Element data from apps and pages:

········

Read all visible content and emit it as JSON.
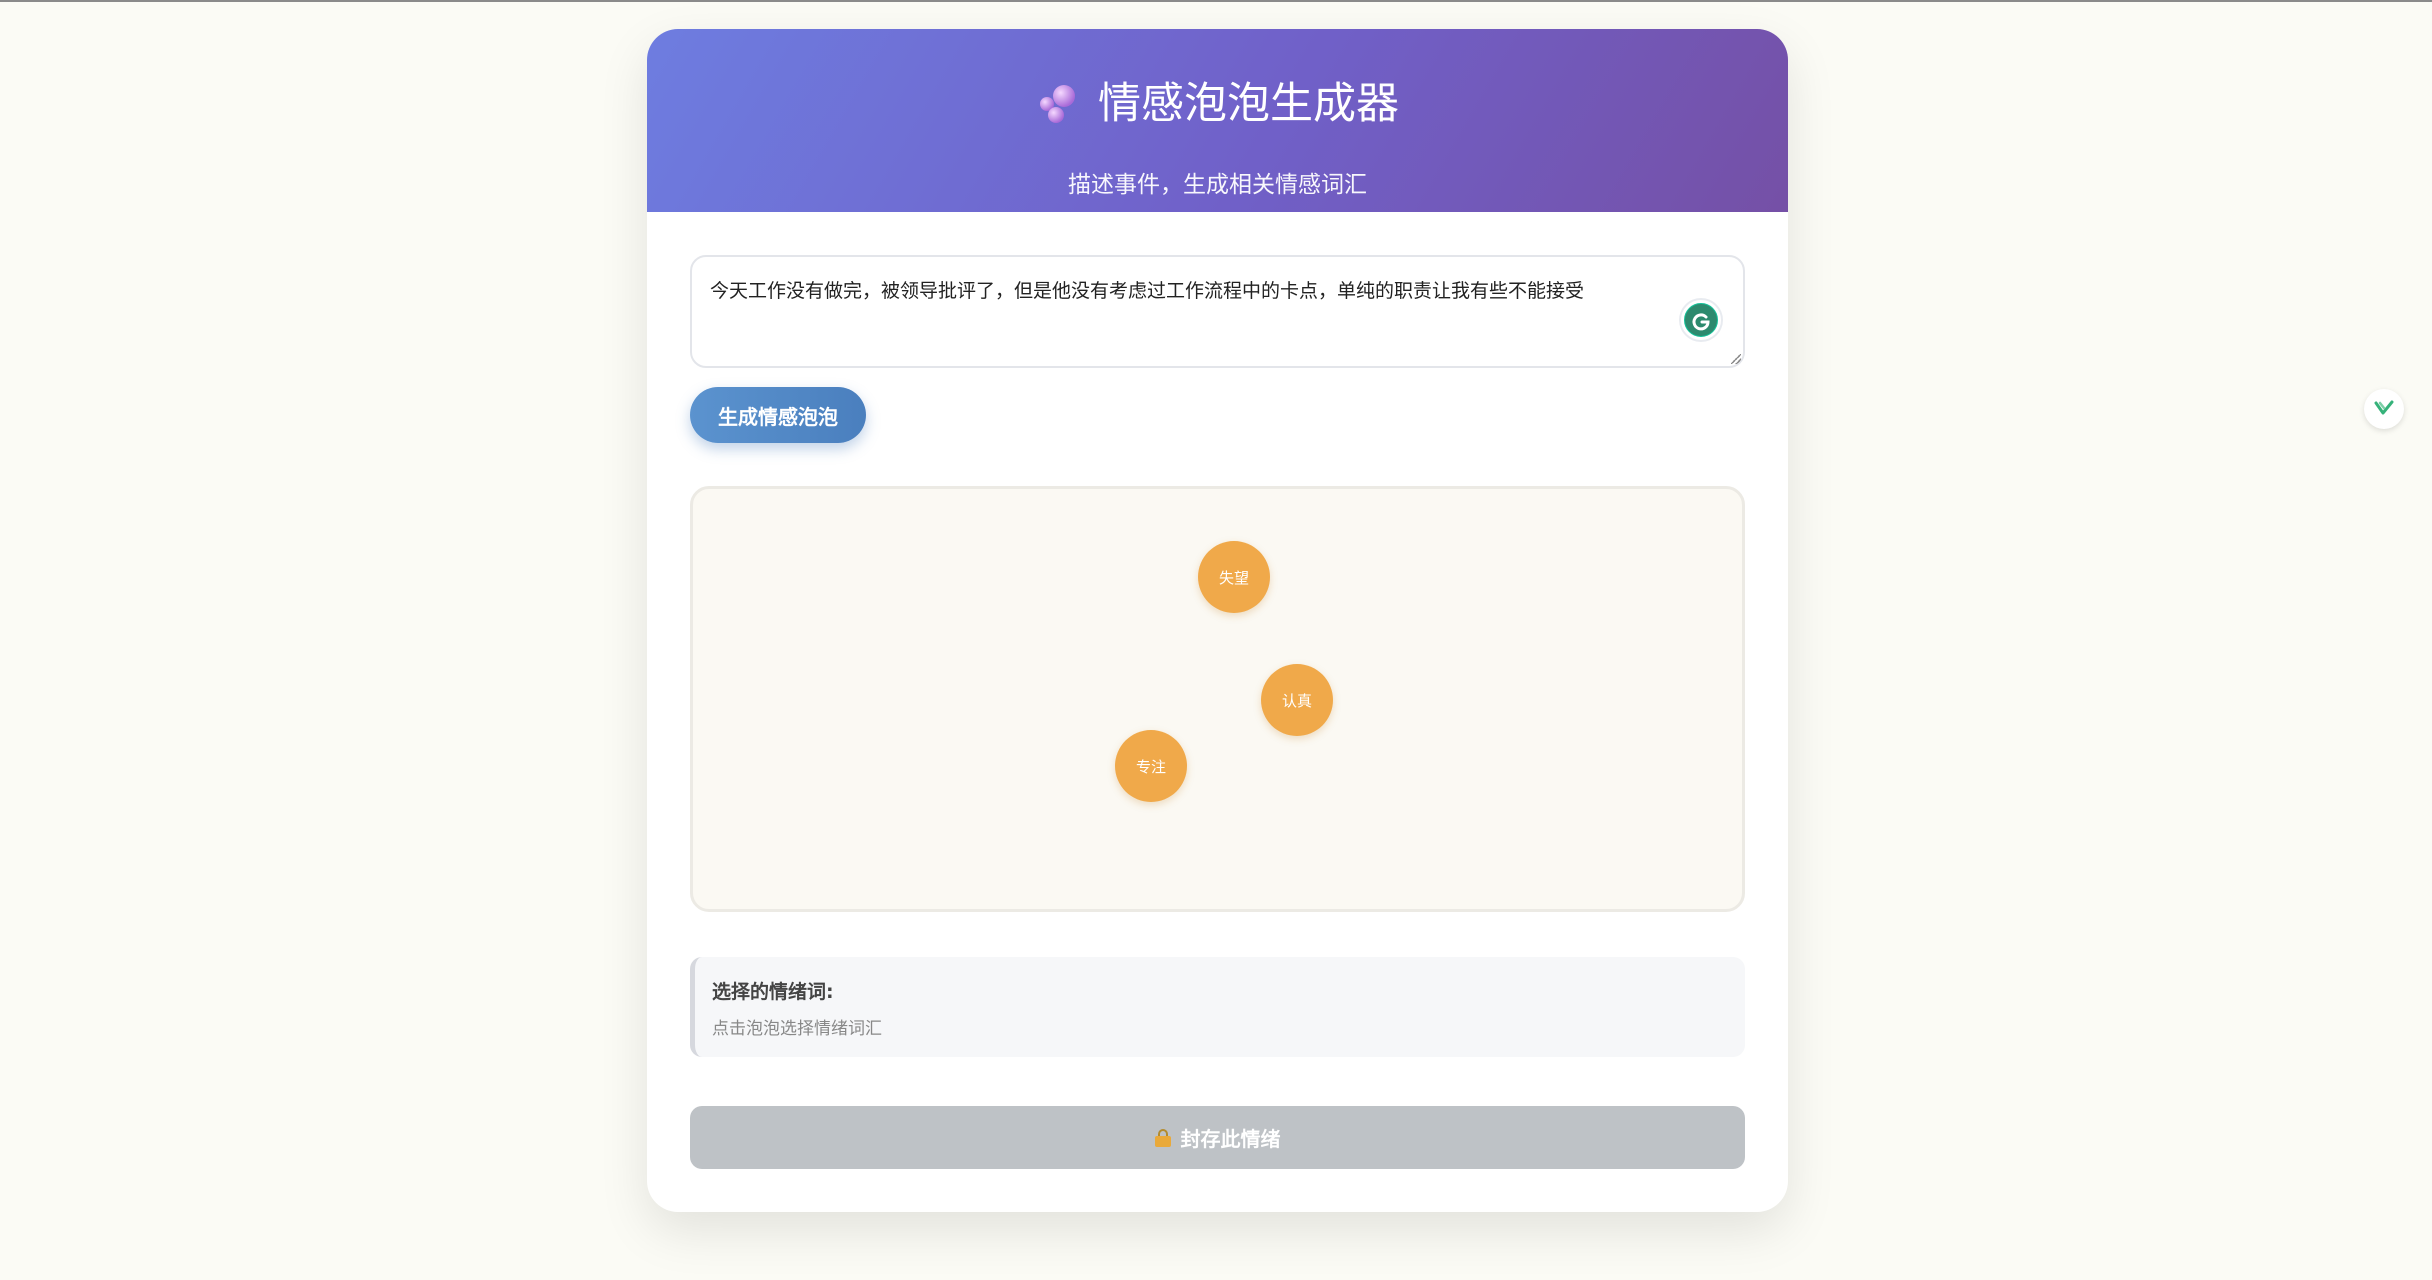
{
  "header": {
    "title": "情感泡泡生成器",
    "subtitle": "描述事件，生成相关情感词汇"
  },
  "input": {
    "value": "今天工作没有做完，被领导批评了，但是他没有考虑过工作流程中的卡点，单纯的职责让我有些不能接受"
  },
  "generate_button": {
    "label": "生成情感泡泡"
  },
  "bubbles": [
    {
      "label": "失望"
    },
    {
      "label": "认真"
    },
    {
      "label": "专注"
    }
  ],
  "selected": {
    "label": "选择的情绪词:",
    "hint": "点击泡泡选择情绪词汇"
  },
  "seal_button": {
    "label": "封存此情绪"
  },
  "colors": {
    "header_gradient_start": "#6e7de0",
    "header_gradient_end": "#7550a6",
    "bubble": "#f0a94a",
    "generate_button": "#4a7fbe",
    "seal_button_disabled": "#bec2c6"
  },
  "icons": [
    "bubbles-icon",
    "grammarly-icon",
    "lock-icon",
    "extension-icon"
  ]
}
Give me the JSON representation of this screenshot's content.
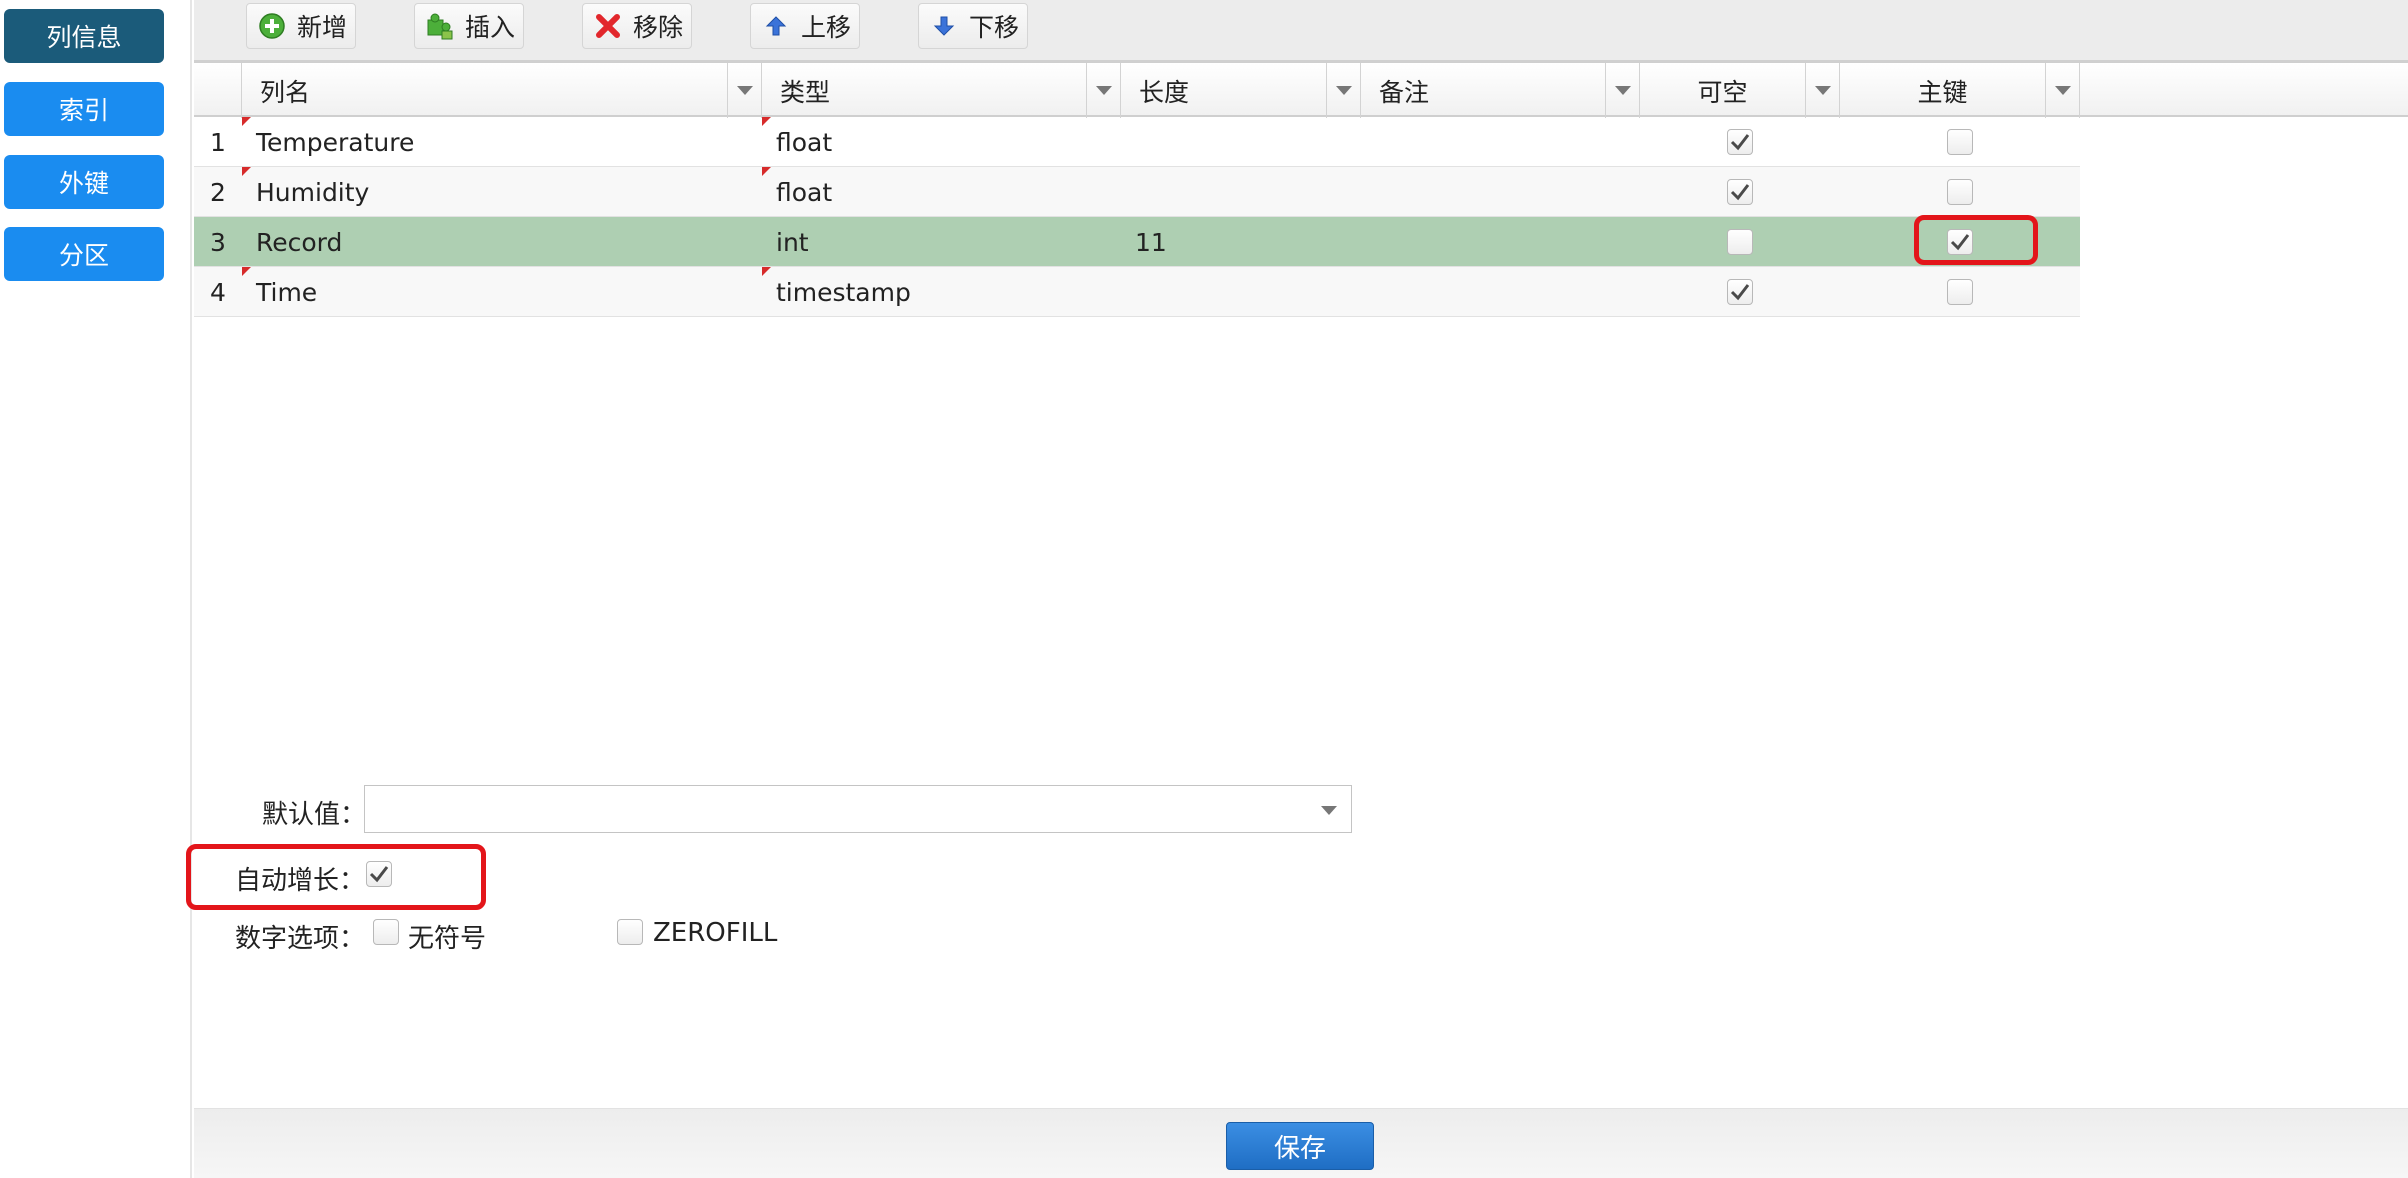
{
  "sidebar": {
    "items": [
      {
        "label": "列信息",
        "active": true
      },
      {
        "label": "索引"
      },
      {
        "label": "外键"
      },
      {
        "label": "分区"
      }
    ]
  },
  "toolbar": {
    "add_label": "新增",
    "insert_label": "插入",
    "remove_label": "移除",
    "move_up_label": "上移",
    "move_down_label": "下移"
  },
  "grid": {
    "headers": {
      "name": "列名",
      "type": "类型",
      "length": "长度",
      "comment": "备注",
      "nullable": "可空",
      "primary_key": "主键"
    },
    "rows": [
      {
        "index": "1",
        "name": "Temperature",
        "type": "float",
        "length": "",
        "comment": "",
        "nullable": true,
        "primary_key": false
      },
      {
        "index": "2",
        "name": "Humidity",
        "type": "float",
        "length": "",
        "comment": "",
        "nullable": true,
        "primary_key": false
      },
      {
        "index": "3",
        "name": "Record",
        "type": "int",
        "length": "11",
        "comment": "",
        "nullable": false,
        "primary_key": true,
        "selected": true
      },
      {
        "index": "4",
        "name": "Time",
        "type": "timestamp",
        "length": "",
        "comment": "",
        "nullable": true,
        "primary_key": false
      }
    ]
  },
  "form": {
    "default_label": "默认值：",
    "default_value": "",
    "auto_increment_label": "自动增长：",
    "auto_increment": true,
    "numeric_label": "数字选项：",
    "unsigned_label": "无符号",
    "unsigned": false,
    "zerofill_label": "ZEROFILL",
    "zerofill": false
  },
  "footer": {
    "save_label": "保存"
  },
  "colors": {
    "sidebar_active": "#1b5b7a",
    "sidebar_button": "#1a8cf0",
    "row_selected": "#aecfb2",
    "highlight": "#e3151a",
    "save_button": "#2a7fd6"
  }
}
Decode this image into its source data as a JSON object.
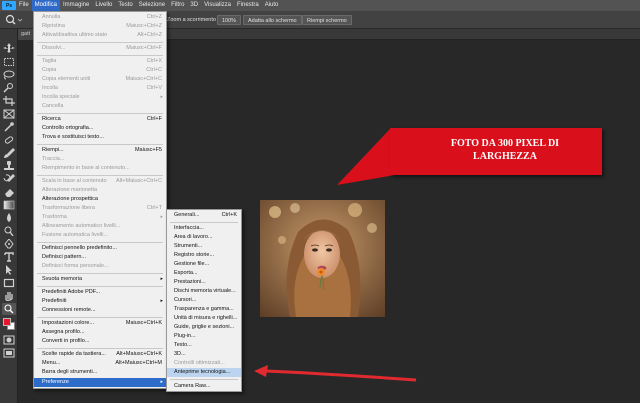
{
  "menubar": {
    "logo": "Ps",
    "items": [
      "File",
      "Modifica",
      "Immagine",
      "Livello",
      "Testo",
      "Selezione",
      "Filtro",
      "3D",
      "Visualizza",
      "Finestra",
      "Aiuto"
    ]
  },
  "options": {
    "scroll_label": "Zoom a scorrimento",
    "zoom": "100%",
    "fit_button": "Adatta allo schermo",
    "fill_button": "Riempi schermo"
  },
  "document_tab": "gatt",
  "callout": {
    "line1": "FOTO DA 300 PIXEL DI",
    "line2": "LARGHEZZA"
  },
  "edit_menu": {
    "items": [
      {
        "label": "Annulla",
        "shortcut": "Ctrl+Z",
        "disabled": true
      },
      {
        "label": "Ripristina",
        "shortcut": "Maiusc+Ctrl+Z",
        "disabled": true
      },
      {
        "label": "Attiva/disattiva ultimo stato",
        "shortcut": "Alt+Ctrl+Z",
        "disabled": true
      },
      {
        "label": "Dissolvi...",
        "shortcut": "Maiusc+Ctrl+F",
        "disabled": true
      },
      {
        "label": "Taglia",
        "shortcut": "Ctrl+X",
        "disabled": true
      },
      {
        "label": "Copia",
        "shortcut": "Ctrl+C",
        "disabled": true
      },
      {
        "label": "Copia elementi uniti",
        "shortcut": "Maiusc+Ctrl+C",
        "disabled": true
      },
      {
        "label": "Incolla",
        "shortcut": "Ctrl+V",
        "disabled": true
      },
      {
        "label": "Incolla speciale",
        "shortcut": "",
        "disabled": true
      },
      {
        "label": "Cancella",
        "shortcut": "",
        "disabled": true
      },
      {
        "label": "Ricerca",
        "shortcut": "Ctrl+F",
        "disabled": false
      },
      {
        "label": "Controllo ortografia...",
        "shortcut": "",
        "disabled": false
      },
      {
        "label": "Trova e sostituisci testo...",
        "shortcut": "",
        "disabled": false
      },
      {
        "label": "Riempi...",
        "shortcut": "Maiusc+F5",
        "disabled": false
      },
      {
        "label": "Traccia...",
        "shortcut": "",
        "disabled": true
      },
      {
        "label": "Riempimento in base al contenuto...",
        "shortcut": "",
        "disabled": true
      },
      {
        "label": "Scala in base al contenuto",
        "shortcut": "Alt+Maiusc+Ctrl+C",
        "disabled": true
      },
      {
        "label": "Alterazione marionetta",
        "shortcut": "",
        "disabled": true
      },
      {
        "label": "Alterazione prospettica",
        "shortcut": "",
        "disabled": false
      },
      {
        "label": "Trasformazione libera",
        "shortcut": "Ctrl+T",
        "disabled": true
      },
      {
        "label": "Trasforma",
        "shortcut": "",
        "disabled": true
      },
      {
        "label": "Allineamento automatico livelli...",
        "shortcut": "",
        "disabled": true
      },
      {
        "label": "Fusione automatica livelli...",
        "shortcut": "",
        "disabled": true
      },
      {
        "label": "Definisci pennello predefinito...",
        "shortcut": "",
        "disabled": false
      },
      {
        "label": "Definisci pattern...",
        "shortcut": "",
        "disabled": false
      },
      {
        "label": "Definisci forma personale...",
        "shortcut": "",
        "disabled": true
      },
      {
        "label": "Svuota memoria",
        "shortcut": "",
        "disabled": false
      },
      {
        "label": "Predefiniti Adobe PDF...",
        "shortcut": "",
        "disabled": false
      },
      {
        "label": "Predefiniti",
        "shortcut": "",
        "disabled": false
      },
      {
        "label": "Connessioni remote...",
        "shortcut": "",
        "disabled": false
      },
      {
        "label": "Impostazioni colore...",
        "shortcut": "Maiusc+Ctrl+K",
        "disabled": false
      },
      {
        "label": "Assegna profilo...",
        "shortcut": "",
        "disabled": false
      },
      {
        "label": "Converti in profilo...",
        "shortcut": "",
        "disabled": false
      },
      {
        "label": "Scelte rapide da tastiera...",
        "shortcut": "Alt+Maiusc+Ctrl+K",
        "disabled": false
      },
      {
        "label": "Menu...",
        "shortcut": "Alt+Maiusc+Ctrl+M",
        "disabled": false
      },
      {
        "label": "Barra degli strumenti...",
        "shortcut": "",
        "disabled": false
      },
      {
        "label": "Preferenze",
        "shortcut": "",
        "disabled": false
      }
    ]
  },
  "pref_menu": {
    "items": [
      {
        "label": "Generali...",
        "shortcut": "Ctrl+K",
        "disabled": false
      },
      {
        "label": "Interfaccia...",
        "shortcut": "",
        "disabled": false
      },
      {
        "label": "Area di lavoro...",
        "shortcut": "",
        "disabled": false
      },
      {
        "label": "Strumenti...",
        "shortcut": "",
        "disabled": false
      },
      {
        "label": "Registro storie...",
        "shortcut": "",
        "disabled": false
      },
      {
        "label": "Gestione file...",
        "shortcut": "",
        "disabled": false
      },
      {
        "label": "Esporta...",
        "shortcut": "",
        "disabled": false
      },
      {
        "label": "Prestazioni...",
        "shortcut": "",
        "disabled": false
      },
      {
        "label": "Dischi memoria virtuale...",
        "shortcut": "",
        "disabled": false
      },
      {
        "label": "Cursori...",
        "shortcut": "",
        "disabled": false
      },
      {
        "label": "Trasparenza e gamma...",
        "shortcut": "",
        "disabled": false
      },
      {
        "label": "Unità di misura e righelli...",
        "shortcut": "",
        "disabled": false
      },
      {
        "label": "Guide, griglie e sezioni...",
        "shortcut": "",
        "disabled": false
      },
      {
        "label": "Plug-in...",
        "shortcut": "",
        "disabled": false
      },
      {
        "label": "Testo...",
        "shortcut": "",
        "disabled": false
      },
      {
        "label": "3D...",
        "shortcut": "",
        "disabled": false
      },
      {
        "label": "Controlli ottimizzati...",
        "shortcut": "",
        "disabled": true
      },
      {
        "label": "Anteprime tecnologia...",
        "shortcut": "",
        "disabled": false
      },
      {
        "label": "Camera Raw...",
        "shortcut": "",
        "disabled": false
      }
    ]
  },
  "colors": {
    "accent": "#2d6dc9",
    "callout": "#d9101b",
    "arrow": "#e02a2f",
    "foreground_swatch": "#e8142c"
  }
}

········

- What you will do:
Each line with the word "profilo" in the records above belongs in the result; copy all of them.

- Output:
        "label": "Assegna profilo...",
        "label": "Converti in profilo...",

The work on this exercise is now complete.